The gallery will continue to have monthly group shows throughout the summer, featuring works by Shepard Fairey, Van Arno, Aaron Nagel, Casey Gray and more. Mike Shine's circus show (the official launch of 941Geary) will begin September 18th and will end with a grandiose Halloween party in October.

Giarla's right-hand gal, Leigh Cooper, who is director extraordinaire of 941Geary, Shooting Gallery and White walls, gave us the first scoop on the mysterious new space.

SF Station (SFS): Why did you decide to use the address as the name of the gallery?

Leigh Cooper (LC): We brainstormed a bit, but decided to keep 941Geary. The logo emphasizes the number 4 because this is Justin's fourth gallery. He started Shooting Gallery in 2003 and then opened White Walls in 2005, and Gallery 6 in 2009.

SFS: How did you come to acquire this amazing space?

LC: We wanted to have a pop-up gallery for our Mike Shine show in September. While looking, this space popped up around the corner (from Shooting Gallery and White Walls). We came down to take a look and knew immediately that we had to have it. It was very spur of the moment and everything organically manifested itself into what it is now.

SFS: I see why you jumped on the space. What's special about the Mike Shine show and what kind of space were you looking for?

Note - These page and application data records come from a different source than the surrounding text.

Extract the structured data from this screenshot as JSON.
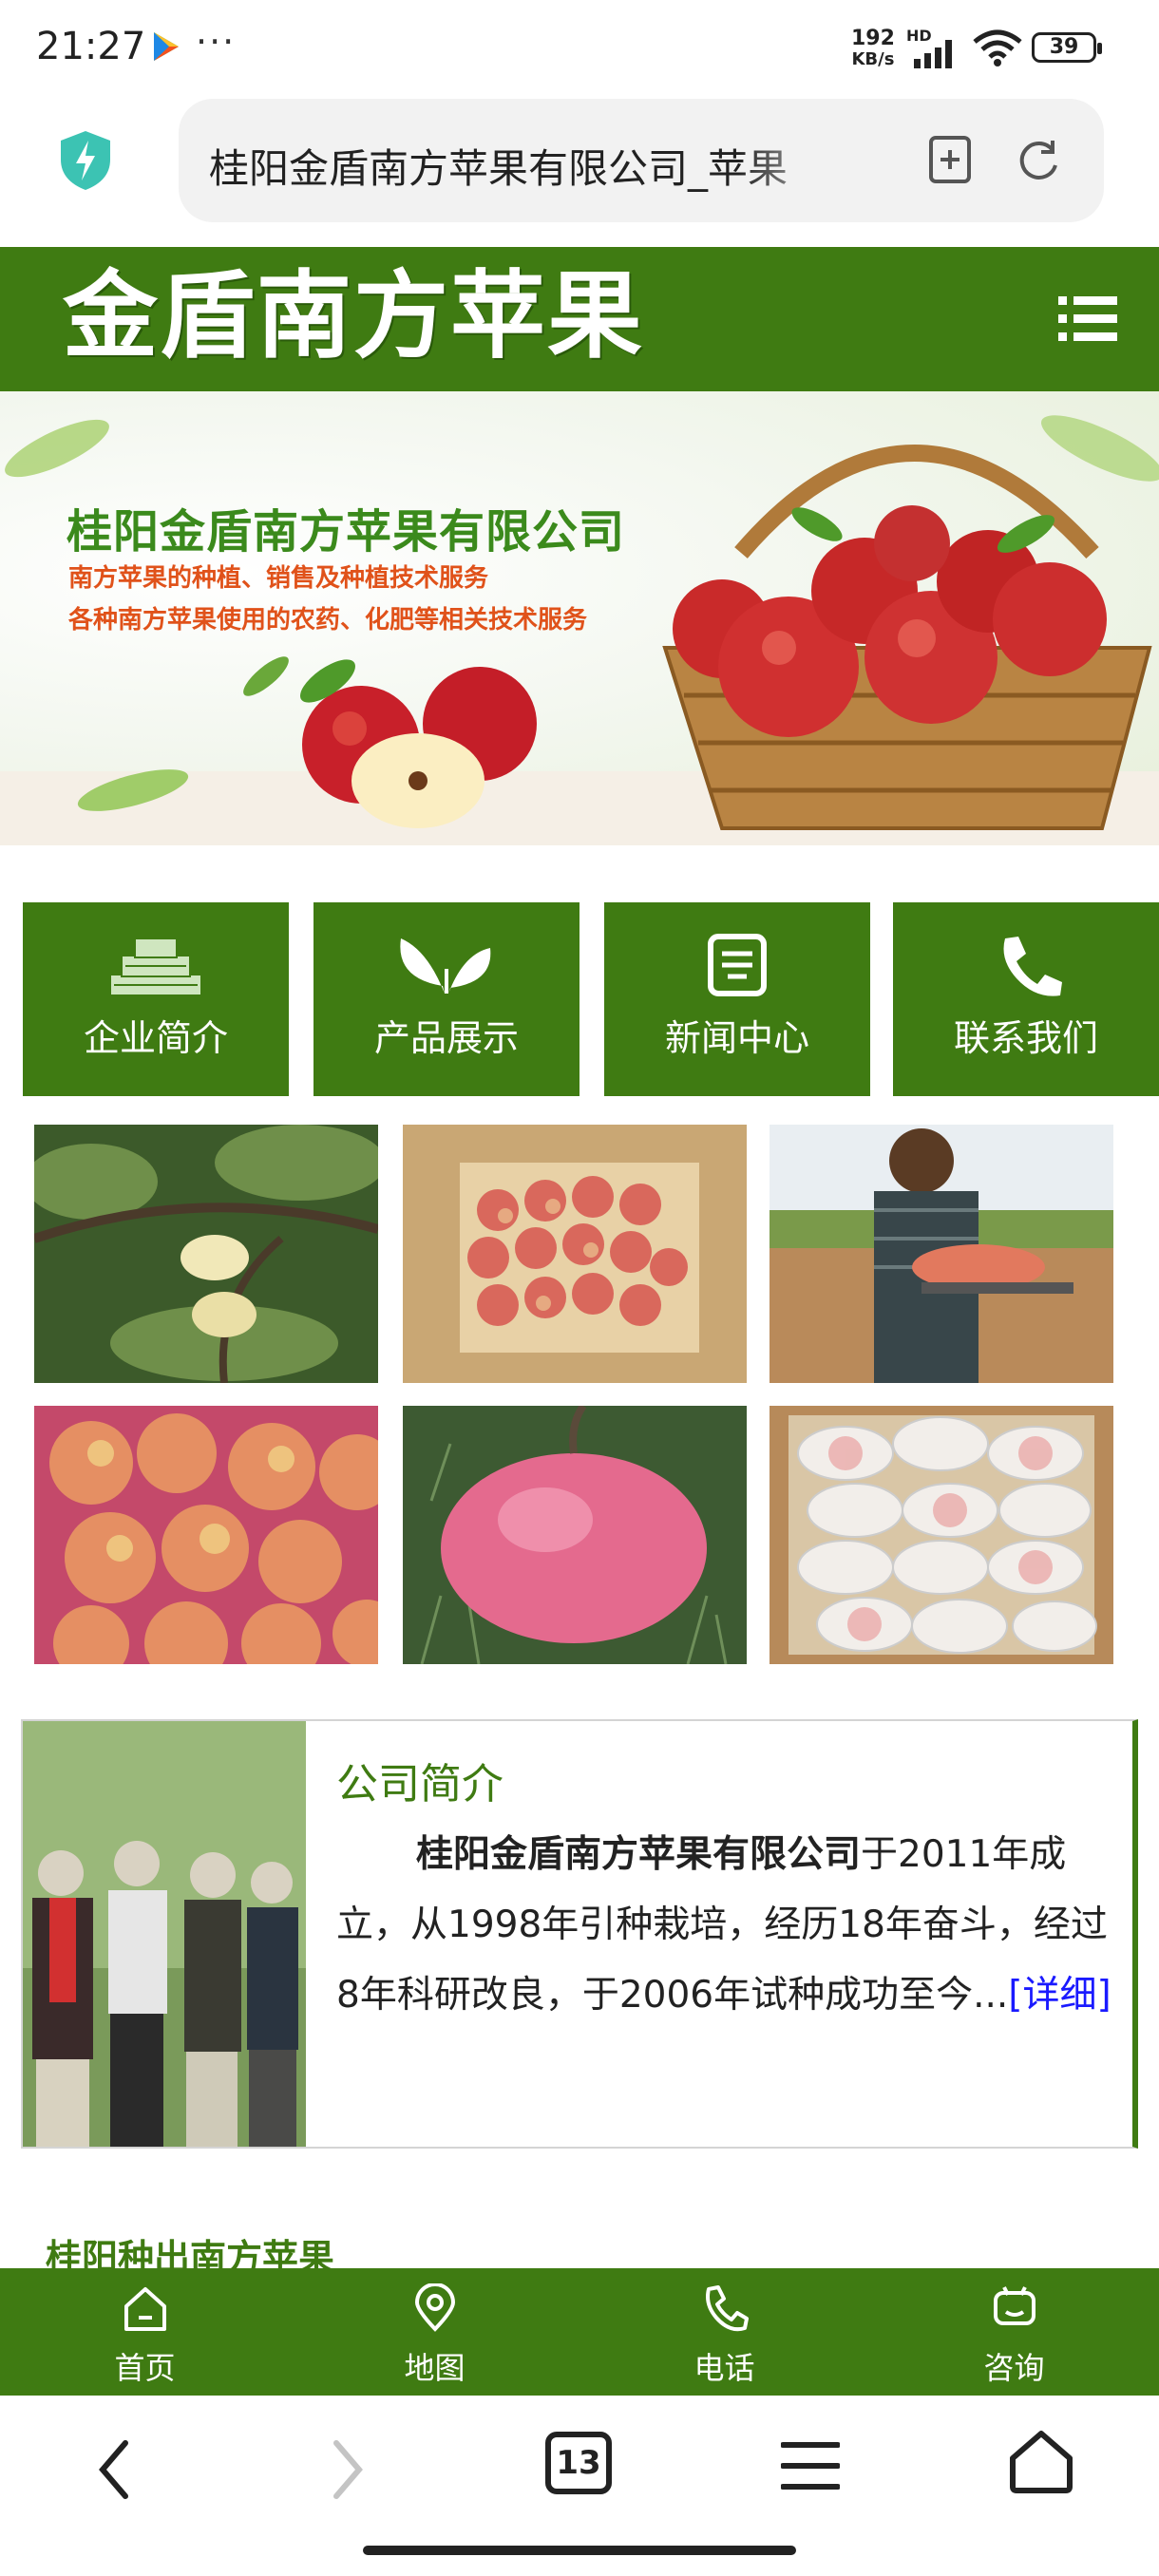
{
  "status_bar": {
    "time": "21:27",
    "dots": "···",
    "net_speed_value": "192",
    "net_speed_unit": "KB/s",
    "hd": "HD",
    "battery": "39",
    "icons": [
      "play-store-icon",
      "signal-icon",
      "wifi-icon",
      "battery-icon"
    ]
  },
  "browser": {
    "url_text": "桂阳金盾南方苹果有限公司_苹果",
    "icons": [
      "shield-icon",
      "add-bookmark-icon",
      "reload-icon"
    ]
  },
  "site": {
    "logo": "金盾南方苹果",
    "banner": {
      "title": "桂阳金盾南方苹果有限公司",
      "line1": "南方苹果的种植、销售及种植技术服务",
      "line2": "各种南方苹果使用的农药、化肥等相关技术服务"
    },
    "nav_tiles": [
      {
        "label": "企业简介",
        "icon": "building-icon"
      },
      {
        "label": "产品展示",
        "icon": "leaf-icon"
      },
      {
        "label": "新闻中心",
        "icon": "news-icon"
      },
      {
        "label": "联系我们",
        "icon": "phone-icon"
      }
    ],
    "intro": {
      "title": "公司简介",
      "company": "桂阳金盾南方苹果有限公司",
      "body": "于2011年成立，从1998年引种栽培，经历18年奋斗，经过8年科研改良，于2006年试种成功至今...",
      "more": "[详细]"
    },
    "section_peek": "桂阳种出南方苹果",
    "bottom_nav": [
      {
        "label": "首页",
        "icon": "home-icon"
      },
      {
        "label": "地图",
        "icon": "map-pin-icon"
      },
      {
        "label": "电话",
        "icon": "phone-icon"
      },
      {
        "label": "咨询",
        "icon": "chat-icon"
      }
    ]
  },
  "browser_toolbar": {
    "tab_count": "13",
    "icons": [
      "back-icon",
      "forward-icon",
      "tabs-icon",
      "menu-icon",
      "home-icon"
    ]
  },
  "colors": {
    "brand_green": "#3f7b12",
    "link_blue": "#1a1aff"
  }
}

LC: As far as installations go, we've just about done everything we can with the other spaces — torn down walls, built walls, Erik Otto even built a small house inside White Walls. When looking for a space, you have to think about the kind of art that you want to show. Mike Shine is going to have an actual carnival in 941Geary — a tent, games, music, everything. We're so excited.

SFS: Wow, that sounds amazing. Since it's a permanent space for you now, how will 941Geary differ from Shooting Gallery and White Walls?

LC: Justin started Shooting Gallery as a low-brow, counterculture gallery. He'd go to the galleries at 49 Geary holding his skateboard, and people would look at him like he was crazy. He wanted a place where anyone could come in and not feel pressured to buy something. White Walls started as an urban street-art gallery. It wasn't necessarily for graffiti, but anything that wasn't in a gallery that needed to be seen by the masses. 941Geary is a space where artists can go crazy and be inspired to do massive installations without worrying about being in our way.